### DATA TO USE

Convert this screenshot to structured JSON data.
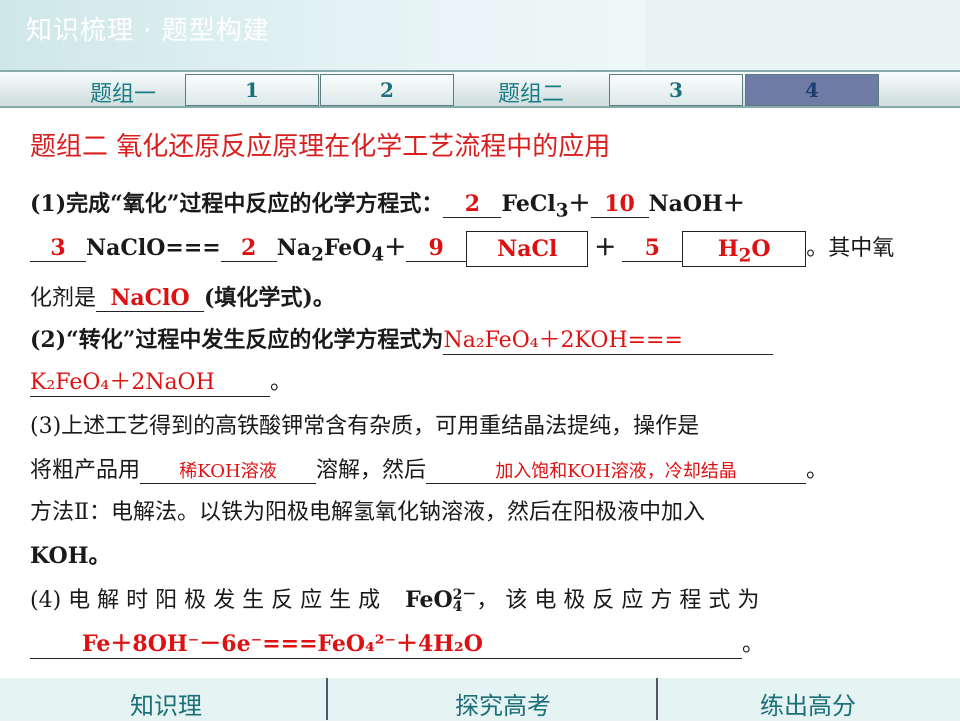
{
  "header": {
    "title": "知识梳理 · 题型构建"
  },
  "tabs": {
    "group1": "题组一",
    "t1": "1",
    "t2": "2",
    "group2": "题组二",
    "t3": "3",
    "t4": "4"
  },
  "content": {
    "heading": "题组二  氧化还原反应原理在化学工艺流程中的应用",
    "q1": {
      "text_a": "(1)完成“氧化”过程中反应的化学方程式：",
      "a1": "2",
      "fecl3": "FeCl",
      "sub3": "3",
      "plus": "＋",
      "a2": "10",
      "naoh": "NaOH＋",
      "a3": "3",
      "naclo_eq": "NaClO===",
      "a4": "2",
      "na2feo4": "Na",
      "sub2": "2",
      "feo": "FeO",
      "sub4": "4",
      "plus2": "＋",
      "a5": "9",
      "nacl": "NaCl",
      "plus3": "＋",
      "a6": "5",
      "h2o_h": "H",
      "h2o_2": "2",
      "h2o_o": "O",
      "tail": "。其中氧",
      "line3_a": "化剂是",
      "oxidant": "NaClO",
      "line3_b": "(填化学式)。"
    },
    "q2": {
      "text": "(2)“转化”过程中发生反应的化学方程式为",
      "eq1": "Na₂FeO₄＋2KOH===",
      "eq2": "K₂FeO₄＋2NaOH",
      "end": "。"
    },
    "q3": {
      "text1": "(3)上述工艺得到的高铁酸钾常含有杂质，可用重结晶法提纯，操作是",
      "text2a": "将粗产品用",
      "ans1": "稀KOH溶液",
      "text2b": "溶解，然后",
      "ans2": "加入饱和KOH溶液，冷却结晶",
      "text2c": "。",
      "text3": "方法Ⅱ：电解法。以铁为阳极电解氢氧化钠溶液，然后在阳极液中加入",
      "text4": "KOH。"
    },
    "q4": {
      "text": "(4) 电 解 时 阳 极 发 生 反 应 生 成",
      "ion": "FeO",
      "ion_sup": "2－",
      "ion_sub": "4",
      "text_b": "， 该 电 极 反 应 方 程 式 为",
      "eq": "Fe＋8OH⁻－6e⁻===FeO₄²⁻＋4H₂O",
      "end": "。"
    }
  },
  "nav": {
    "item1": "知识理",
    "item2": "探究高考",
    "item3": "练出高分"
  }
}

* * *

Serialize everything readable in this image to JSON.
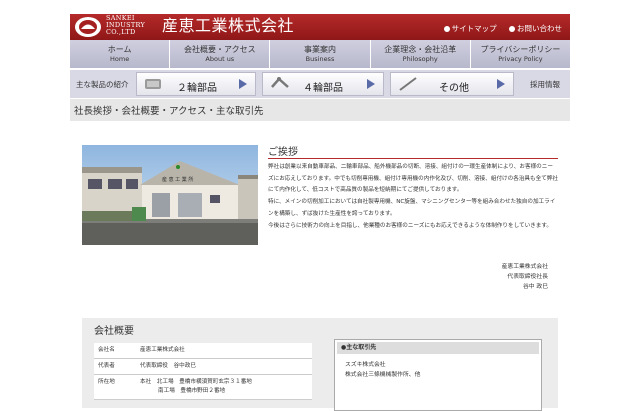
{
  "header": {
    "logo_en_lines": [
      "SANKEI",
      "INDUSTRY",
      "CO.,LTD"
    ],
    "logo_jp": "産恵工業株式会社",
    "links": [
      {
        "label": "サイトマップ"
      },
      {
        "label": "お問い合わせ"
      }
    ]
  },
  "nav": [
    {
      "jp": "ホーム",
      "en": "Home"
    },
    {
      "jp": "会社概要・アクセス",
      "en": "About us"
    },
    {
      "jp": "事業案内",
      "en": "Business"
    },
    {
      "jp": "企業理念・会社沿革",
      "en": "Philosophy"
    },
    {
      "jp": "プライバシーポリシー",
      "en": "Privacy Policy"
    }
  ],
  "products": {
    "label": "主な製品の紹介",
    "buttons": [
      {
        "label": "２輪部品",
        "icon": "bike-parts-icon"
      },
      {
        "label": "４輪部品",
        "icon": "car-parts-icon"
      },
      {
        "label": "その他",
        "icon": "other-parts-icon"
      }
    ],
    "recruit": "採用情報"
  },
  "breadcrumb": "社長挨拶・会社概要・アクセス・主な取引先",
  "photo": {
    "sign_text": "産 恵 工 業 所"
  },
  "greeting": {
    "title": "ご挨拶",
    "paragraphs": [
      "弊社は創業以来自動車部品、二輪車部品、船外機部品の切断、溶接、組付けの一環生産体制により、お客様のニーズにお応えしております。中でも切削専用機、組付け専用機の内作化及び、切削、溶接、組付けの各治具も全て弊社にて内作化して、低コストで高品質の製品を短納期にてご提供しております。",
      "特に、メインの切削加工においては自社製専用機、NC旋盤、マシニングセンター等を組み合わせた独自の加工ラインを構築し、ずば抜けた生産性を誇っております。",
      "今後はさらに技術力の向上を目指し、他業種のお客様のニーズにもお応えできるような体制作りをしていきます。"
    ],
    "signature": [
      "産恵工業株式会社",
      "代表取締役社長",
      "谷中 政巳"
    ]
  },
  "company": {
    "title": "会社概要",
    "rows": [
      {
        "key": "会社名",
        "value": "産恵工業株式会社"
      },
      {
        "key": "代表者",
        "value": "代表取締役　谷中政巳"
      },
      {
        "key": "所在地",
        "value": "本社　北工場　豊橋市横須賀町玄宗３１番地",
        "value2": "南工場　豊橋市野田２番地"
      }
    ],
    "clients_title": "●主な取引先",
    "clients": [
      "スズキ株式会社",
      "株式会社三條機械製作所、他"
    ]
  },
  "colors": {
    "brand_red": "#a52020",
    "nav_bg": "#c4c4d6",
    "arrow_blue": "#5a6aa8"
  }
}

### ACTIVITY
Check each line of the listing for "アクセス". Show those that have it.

### REPLY TO THE TASK
      "jp": "会社概要・アクセス",
  "breadcrumb": "社長挨拶・会社概要・アクセス・主な取引先",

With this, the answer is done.